Stored items from a collection:
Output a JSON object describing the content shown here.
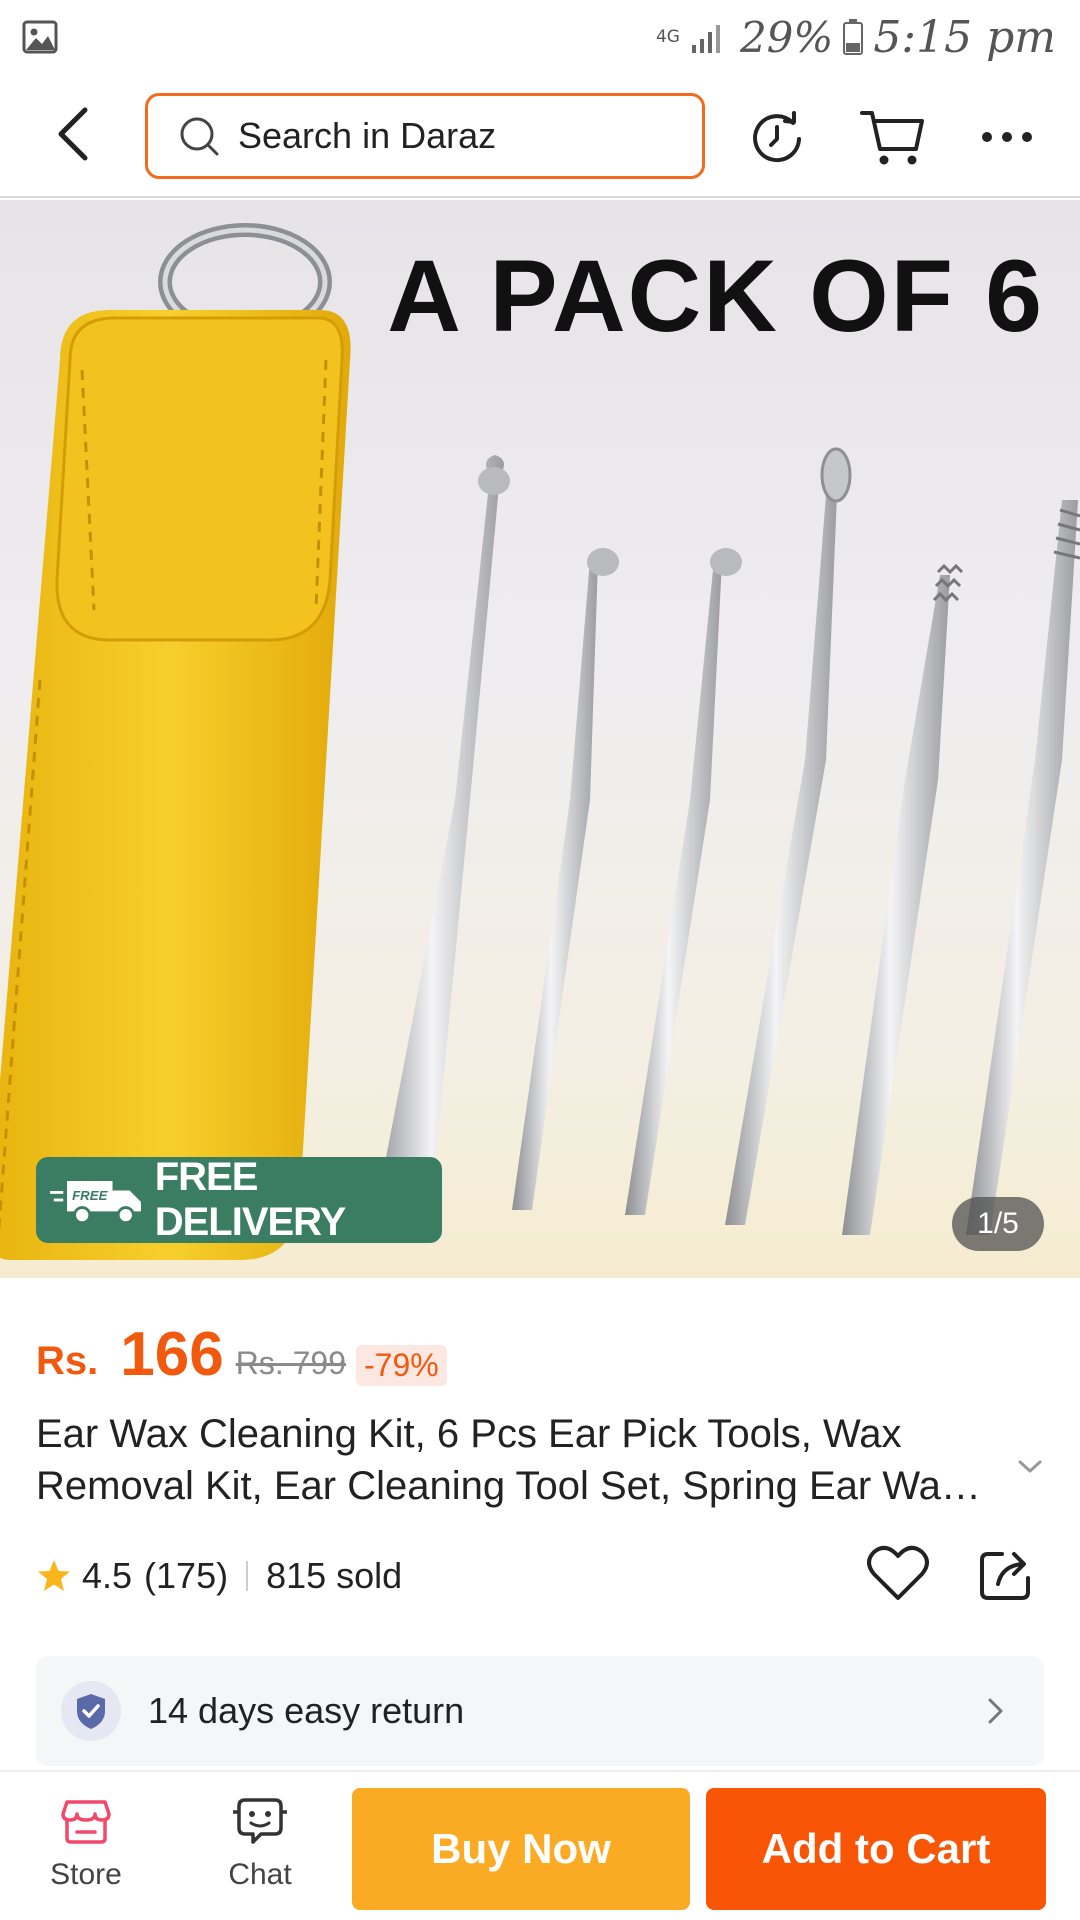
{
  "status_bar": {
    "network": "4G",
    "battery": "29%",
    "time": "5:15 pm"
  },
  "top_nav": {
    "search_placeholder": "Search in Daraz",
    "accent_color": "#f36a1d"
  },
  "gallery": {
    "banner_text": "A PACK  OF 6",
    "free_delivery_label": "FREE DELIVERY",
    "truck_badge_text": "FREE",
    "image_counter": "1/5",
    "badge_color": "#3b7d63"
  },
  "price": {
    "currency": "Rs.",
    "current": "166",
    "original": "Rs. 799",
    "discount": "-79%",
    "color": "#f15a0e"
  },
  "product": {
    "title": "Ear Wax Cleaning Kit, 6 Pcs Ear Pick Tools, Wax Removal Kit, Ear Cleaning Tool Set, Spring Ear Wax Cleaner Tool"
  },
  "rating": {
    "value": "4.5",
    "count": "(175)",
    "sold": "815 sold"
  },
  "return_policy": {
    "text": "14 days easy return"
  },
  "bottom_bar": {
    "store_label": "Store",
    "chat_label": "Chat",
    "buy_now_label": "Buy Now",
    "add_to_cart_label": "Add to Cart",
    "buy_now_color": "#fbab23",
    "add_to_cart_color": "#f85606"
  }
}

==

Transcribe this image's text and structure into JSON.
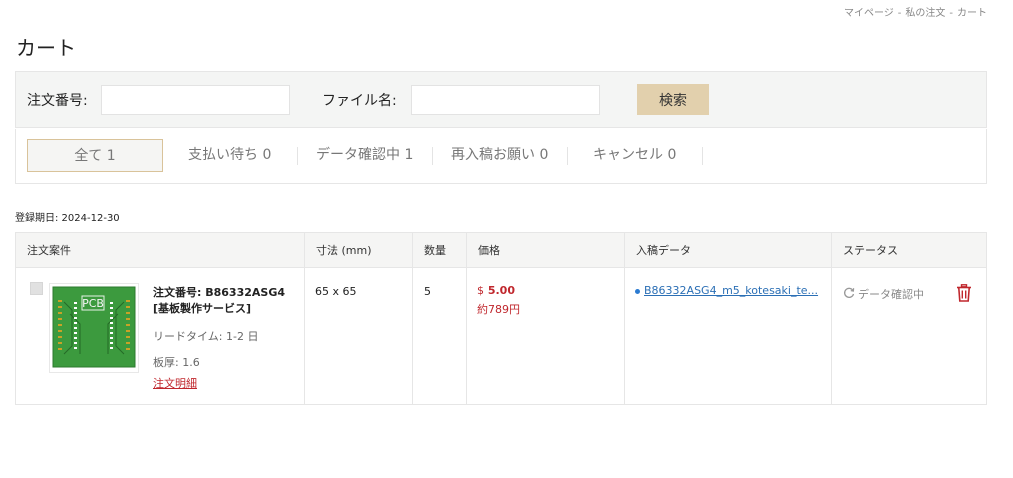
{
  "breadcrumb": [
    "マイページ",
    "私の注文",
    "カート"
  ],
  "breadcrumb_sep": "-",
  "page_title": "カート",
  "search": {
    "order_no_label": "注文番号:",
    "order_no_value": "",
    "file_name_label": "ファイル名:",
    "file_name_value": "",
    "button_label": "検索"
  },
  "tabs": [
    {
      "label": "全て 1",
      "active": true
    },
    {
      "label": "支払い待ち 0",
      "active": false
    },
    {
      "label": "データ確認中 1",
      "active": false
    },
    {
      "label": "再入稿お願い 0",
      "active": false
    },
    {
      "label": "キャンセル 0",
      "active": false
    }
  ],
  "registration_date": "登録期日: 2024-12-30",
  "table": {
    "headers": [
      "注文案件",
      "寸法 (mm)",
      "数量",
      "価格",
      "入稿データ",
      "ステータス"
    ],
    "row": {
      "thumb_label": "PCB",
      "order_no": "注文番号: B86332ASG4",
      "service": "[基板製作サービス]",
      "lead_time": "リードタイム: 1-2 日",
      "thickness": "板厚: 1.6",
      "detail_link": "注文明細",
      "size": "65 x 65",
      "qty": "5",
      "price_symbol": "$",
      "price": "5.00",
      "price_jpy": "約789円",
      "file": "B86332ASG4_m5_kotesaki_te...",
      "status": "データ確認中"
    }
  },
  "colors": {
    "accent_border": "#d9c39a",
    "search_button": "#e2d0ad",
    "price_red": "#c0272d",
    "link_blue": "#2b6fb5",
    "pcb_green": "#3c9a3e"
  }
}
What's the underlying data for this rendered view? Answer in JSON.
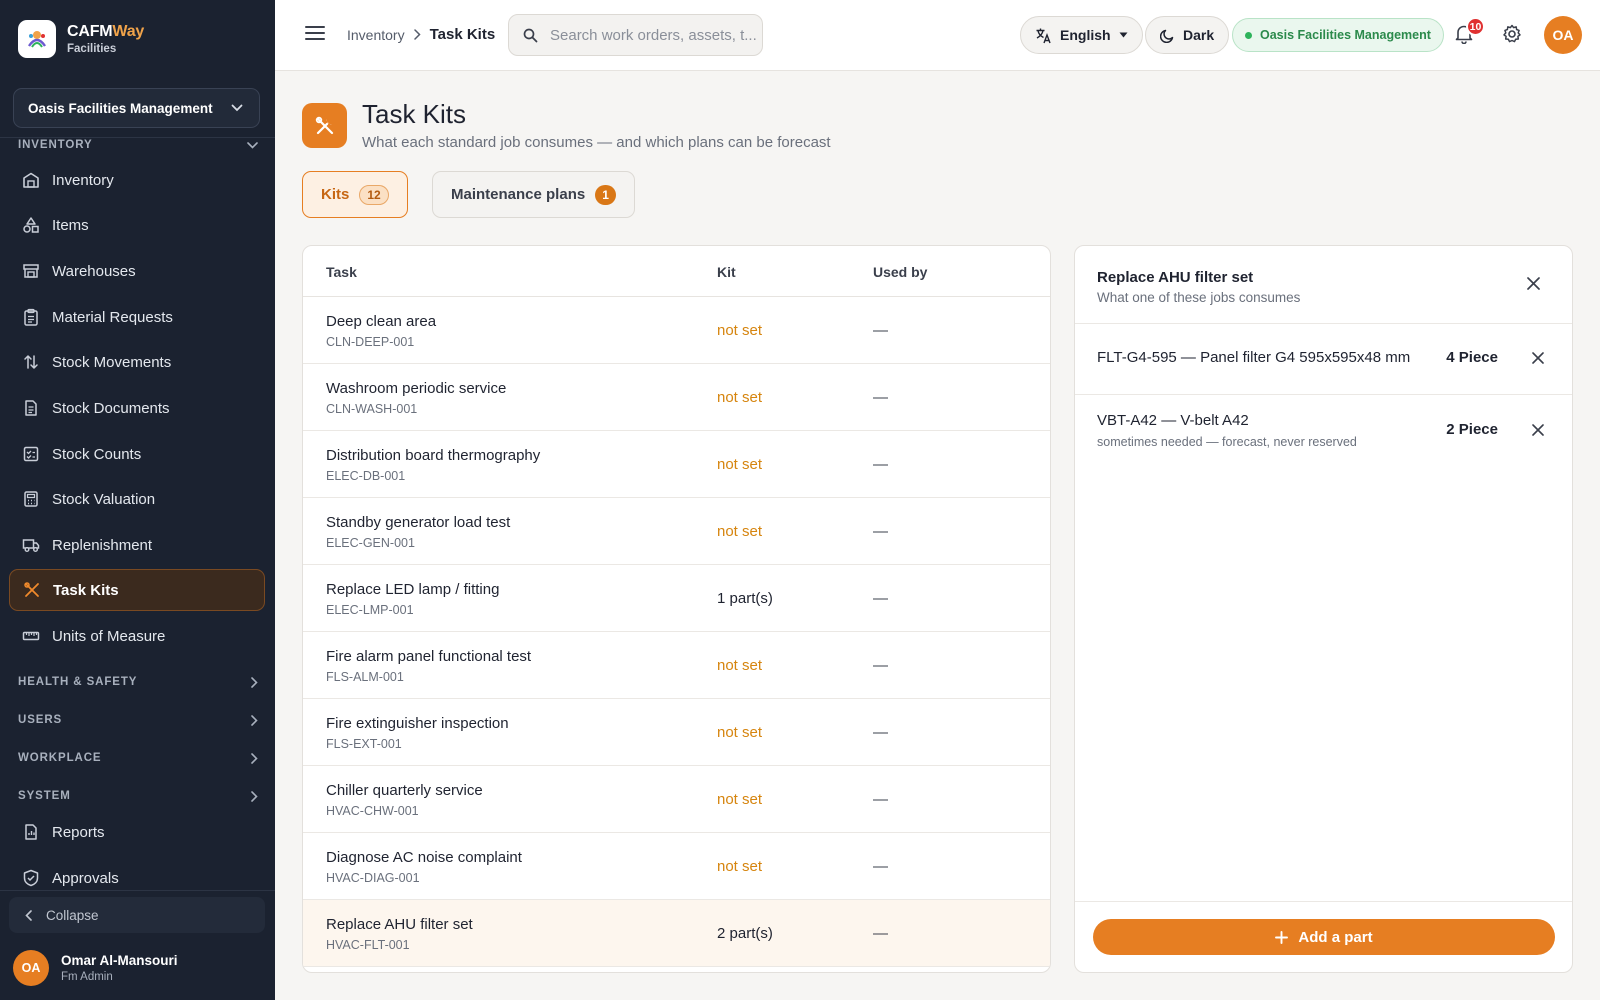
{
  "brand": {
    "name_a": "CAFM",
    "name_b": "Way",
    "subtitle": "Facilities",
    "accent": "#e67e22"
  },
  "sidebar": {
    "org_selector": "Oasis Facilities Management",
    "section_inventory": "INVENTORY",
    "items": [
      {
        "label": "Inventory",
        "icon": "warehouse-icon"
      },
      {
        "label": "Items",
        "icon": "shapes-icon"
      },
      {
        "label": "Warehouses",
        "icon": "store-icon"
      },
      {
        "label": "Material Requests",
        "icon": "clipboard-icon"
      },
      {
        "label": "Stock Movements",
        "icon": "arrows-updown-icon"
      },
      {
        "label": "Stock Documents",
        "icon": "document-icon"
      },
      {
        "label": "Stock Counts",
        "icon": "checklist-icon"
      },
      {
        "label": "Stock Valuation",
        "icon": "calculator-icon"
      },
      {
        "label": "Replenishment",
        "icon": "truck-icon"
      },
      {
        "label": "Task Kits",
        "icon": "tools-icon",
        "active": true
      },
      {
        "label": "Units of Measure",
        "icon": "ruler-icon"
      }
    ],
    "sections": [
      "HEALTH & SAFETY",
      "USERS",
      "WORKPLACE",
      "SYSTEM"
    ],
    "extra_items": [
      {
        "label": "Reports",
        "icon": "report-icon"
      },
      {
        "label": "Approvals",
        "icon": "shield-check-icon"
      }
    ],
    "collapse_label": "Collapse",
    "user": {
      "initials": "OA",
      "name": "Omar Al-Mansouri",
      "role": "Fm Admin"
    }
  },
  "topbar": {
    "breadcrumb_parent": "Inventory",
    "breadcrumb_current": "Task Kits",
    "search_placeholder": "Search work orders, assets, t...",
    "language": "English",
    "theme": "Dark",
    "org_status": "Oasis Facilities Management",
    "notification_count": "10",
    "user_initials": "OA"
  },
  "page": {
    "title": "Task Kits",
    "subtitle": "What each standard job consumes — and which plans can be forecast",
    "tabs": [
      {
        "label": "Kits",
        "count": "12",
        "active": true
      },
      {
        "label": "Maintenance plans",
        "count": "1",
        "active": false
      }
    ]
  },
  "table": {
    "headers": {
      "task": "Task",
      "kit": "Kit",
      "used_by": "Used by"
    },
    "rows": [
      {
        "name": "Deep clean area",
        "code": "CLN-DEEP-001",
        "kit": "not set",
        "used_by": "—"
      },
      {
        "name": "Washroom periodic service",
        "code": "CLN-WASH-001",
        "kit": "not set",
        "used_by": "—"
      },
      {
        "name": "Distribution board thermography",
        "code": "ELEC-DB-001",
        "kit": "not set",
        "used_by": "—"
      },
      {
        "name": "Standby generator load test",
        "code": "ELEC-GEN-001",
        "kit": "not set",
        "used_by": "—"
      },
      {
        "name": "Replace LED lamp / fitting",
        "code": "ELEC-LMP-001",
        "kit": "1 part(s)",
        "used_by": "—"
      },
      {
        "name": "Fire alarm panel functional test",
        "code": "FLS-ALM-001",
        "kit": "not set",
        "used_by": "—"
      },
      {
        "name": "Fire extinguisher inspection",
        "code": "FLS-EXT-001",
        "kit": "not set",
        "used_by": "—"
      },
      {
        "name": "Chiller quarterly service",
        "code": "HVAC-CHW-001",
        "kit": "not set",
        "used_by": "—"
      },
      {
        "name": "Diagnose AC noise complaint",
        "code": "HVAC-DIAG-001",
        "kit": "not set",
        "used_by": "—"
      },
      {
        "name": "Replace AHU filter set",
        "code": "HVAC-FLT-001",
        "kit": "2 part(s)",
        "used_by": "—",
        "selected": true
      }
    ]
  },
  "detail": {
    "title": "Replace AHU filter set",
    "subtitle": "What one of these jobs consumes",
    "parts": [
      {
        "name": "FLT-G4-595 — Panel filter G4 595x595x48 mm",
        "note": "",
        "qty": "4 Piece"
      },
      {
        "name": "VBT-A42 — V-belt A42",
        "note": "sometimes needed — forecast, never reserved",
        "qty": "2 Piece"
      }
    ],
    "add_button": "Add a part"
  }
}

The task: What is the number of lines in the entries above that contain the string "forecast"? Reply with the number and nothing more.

Task solution: 2